TASK:
Please copy every line with the string "time" from the entries below.

=== TASK INPUTS ===

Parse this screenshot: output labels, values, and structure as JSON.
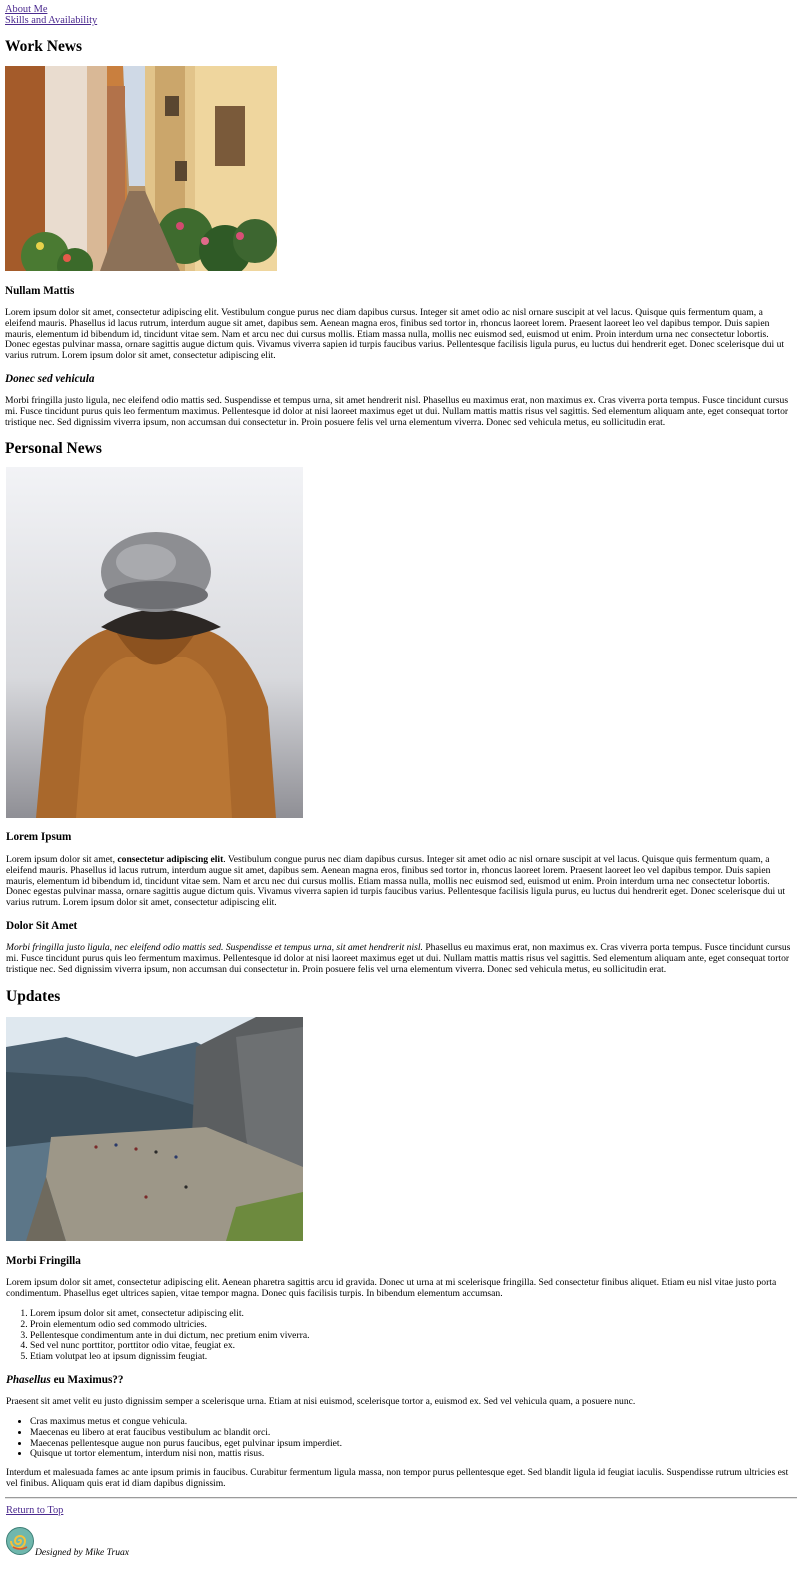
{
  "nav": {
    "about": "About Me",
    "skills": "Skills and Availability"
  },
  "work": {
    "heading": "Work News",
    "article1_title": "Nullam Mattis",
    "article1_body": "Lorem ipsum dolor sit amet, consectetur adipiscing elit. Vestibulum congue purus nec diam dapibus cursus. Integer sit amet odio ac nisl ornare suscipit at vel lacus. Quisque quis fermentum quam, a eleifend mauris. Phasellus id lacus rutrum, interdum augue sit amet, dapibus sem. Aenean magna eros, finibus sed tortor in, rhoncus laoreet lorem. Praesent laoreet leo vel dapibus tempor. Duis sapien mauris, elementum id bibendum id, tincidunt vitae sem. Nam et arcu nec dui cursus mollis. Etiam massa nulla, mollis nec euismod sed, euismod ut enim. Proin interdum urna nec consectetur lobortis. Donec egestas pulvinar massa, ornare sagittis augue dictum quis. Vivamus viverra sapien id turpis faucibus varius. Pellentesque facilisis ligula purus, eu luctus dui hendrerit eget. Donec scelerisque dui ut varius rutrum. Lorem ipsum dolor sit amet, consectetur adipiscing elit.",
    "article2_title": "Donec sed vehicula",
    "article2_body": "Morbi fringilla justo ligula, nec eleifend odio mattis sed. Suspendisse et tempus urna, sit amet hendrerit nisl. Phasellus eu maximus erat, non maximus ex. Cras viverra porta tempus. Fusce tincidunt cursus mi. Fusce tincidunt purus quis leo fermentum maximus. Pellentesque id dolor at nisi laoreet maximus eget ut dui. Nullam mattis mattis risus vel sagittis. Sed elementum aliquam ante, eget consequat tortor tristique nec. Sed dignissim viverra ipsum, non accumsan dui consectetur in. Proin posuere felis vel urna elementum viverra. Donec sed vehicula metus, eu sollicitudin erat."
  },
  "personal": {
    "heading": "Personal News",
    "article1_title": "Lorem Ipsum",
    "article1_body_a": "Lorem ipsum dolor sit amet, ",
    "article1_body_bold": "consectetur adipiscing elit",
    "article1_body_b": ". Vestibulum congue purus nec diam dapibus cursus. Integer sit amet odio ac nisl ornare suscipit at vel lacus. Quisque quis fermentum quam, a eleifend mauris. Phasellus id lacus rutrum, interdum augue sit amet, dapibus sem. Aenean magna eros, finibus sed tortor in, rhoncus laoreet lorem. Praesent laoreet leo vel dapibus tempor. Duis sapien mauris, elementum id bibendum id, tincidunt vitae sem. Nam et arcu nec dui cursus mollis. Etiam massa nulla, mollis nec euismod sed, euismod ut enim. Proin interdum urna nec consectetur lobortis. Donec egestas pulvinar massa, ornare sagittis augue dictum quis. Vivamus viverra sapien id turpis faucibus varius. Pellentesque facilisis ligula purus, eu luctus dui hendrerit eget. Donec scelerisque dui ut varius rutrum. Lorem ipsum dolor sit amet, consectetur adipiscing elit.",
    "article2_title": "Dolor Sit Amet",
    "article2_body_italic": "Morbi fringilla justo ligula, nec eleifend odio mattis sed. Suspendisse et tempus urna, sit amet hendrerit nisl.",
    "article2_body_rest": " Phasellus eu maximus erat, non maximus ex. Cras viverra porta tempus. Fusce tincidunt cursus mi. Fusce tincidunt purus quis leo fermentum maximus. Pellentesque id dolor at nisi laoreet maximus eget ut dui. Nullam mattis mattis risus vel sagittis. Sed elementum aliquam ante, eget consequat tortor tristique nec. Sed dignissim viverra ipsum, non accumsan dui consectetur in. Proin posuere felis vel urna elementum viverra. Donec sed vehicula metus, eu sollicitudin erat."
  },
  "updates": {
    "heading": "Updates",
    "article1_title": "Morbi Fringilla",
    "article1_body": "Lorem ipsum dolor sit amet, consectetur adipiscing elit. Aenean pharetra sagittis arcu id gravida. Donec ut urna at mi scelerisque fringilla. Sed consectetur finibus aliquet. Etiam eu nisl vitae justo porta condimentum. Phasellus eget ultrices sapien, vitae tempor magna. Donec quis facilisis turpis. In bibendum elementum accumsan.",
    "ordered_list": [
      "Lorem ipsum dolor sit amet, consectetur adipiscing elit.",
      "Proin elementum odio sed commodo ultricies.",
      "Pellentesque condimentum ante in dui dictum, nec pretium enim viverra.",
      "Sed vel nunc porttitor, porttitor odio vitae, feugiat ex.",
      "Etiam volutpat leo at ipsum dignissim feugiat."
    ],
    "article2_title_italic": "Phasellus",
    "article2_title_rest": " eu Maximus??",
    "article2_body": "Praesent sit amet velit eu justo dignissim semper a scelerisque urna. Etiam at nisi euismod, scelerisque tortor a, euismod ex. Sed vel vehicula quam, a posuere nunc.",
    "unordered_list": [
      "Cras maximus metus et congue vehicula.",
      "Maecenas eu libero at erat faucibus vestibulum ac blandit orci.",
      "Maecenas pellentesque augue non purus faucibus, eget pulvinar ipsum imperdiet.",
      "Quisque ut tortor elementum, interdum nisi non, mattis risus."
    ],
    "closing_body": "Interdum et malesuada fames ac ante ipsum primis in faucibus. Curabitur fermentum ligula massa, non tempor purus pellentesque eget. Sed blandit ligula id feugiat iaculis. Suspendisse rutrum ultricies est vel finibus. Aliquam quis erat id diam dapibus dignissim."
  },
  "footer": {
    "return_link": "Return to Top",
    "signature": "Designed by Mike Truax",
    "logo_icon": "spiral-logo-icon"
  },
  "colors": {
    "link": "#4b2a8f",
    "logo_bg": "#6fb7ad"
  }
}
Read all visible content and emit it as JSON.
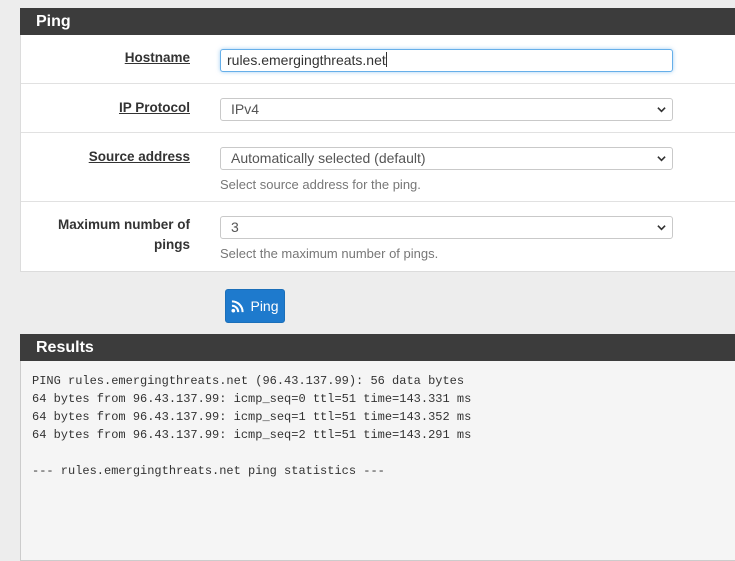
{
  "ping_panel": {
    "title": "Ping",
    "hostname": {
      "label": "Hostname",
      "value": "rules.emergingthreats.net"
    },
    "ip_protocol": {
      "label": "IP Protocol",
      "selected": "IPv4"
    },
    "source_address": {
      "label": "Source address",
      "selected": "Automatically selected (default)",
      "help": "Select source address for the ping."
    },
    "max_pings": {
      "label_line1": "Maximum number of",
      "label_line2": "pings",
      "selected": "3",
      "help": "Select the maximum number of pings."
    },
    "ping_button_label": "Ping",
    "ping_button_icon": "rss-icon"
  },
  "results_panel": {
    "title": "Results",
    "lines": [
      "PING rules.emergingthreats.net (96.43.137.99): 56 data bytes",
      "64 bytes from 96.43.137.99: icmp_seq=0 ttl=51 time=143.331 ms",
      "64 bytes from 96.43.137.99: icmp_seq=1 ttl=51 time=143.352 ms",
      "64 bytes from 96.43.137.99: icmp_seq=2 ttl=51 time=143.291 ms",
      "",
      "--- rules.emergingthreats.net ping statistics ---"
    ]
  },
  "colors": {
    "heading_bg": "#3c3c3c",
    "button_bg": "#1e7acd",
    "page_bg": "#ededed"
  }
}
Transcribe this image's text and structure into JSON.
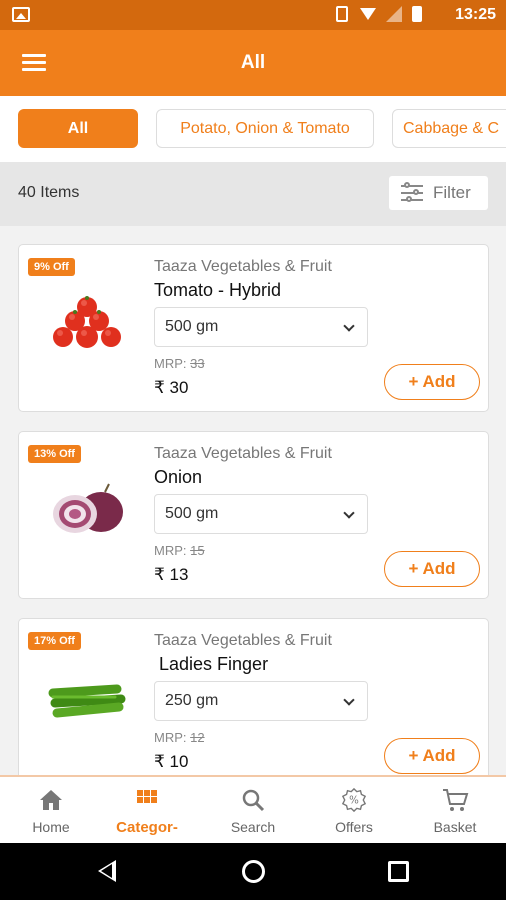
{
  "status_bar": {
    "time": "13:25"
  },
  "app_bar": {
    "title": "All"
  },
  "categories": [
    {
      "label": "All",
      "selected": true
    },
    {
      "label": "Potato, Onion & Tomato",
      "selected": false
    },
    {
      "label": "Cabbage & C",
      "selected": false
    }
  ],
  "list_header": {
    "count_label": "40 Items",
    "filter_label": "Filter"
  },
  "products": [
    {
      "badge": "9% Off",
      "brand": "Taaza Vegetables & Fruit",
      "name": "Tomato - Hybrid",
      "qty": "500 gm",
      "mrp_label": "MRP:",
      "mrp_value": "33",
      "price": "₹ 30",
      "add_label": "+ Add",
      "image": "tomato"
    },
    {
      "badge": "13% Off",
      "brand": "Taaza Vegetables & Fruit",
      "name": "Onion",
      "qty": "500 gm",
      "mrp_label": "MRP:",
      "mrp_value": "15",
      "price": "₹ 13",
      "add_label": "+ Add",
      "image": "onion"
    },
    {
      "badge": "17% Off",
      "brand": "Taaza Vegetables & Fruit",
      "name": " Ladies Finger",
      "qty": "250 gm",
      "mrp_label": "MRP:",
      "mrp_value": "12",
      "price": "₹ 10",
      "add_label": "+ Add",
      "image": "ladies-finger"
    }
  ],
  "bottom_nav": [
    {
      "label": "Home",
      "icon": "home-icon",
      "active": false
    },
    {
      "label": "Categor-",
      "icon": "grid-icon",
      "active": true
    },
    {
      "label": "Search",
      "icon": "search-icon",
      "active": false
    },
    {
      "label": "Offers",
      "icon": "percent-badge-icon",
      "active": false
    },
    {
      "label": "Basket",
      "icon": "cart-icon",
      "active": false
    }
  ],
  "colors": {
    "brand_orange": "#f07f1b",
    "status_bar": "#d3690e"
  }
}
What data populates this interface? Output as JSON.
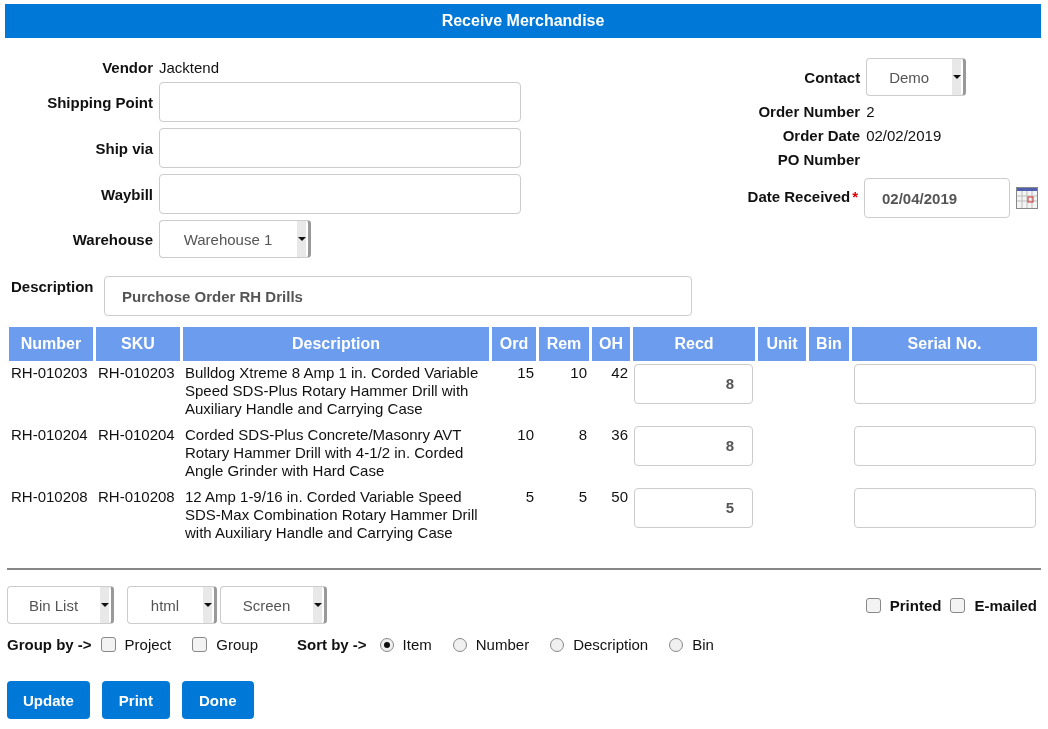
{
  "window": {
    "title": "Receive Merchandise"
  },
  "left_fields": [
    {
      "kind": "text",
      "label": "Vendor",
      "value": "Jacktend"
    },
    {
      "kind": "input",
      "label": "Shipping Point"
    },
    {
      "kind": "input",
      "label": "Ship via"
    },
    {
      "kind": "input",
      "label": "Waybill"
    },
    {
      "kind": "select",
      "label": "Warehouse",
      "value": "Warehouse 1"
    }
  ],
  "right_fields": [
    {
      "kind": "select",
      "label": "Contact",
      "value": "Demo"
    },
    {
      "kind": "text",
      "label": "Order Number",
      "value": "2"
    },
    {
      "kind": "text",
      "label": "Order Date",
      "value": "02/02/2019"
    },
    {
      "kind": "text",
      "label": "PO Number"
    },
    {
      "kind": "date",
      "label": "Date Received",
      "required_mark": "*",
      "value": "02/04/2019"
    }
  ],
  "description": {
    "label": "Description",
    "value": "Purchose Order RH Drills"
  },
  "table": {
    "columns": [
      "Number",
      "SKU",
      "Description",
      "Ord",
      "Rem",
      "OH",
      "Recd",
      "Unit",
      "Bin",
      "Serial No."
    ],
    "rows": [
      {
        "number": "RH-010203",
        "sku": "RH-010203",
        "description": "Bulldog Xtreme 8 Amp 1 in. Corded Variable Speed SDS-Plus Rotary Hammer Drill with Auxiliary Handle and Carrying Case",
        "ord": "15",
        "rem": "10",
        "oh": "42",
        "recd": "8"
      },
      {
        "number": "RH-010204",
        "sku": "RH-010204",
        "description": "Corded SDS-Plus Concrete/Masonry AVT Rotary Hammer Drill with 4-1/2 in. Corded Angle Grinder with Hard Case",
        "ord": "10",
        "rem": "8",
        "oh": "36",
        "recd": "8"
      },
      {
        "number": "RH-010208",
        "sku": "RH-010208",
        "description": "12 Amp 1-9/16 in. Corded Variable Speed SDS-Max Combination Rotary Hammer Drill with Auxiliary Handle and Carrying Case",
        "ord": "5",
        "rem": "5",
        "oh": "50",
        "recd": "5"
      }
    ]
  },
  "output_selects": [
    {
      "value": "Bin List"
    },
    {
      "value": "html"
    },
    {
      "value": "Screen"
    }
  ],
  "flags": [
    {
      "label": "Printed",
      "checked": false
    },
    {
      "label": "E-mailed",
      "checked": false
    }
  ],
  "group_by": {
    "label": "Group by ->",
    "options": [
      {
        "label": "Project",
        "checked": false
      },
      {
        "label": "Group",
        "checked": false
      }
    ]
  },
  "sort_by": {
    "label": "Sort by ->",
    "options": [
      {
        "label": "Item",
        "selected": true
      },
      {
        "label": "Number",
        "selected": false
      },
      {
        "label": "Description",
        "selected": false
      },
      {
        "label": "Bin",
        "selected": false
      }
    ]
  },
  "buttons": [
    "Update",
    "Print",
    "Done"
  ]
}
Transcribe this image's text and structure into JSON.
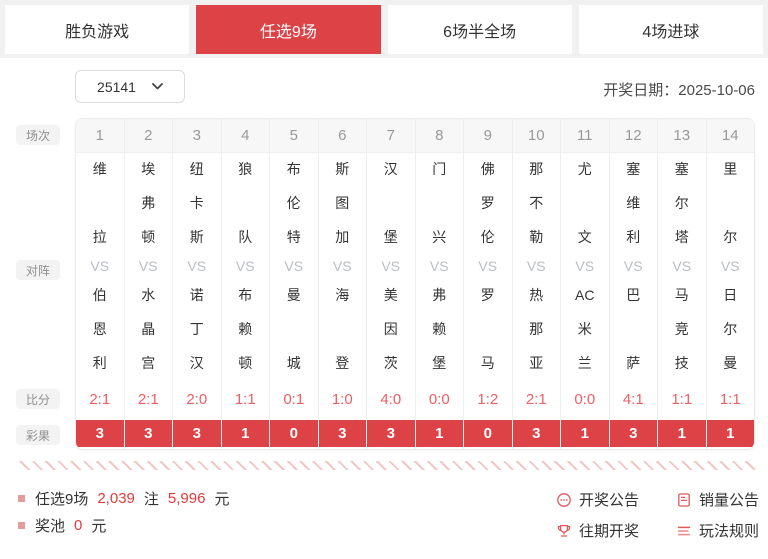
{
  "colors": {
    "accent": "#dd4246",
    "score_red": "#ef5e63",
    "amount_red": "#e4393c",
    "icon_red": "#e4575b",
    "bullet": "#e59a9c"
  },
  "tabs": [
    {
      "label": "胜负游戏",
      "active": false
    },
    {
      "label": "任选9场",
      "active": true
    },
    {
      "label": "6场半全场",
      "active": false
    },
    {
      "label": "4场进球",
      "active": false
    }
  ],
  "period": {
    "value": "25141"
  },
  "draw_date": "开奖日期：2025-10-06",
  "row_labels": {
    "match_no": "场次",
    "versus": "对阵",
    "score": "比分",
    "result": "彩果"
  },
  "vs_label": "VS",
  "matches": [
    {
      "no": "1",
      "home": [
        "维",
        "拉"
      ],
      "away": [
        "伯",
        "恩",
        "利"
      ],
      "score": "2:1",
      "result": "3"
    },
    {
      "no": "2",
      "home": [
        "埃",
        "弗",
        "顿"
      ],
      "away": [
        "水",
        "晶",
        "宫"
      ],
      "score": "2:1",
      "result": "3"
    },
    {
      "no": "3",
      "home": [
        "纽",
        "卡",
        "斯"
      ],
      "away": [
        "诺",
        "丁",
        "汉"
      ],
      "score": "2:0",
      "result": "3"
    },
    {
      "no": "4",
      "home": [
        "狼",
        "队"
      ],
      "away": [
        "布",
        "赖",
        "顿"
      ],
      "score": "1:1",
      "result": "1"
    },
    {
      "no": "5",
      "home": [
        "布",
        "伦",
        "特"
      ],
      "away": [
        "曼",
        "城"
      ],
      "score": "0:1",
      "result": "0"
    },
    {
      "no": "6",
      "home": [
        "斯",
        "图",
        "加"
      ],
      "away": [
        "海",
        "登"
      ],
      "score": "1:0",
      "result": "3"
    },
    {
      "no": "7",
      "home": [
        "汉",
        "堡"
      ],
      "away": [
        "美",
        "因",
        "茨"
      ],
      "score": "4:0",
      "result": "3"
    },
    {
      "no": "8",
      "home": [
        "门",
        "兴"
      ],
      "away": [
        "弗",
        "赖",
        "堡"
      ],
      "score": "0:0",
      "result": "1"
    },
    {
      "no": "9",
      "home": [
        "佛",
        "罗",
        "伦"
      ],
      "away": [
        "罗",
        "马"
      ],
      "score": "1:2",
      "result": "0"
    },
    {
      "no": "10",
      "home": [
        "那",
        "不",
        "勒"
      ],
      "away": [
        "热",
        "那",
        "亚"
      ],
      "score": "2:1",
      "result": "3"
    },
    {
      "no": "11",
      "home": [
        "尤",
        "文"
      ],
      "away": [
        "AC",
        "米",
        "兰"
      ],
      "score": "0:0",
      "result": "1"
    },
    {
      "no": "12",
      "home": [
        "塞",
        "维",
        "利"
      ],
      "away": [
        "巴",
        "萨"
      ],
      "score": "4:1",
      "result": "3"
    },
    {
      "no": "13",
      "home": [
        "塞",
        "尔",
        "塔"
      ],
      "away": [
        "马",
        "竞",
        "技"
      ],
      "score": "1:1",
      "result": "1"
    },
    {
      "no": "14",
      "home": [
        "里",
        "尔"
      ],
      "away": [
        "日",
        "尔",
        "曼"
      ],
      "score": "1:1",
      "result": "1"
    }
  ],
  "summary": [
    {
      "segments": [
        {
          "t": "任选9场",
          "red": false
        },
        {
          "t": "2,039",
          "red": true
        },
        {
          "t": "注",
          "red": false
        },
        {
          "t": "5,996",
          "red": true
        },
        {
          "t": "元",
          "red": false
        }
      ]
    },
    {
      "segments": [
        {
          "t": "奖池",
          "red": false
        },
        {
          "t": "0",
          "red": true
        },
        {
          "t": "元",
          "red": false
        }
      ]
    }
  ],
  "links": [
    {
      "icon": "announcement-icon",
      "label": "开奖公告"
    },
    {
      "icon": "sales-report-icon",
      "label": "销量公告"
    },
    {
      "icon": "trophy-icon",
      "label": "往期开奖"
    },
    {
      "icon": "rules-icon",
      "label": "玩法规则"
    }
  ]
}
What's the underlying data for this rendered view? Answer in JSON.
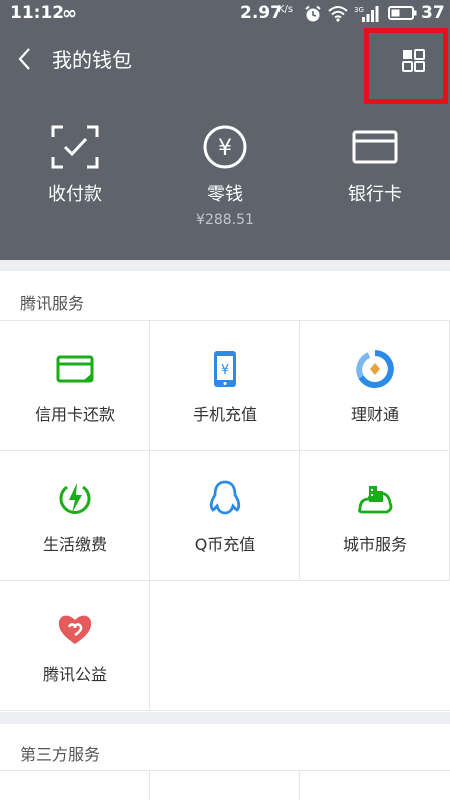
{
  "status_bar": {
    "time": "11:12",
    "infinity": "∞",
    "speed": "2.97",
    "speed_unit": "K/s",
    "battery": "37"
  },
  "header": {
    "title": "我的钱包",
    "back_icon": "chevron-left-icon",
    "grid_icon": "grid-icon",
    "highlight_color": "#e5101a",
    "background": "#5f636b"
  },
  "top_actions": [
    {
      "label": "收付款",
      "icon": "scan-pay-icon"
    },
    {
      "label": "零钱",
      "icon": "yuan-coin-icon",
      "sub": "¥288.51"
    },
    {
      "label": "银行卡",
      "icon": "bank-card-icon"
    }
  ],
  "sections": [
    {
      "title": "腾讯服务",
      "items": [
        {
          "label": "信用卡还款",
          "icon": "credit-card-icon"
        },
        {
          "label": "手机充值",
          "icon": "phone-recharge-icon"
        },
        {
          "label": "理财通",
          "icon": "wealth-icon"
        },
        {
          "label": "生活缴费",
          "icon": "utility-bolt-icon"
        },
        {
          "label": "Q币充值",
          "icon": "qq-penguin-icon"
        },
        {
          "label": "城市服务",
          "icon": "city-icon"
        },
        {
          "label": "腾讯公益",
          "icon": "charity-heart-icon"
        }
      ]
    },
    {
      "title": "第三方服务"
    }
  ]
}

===

ANSWER TO THIS TASK:
      "64 bytes from 96.43.137.99: icmp_seq=0 ttl=51 time=143.331 ms",
      "64 bytes from 96.43.137.99: icmp_seq=1 ttl=51 time=143.352 ms",
      "64 bytes from 96.43.137.99: icmp_seq=2 ttl=51 time=143.291 ms",
    "time": "13:25"
    "time": "11:12",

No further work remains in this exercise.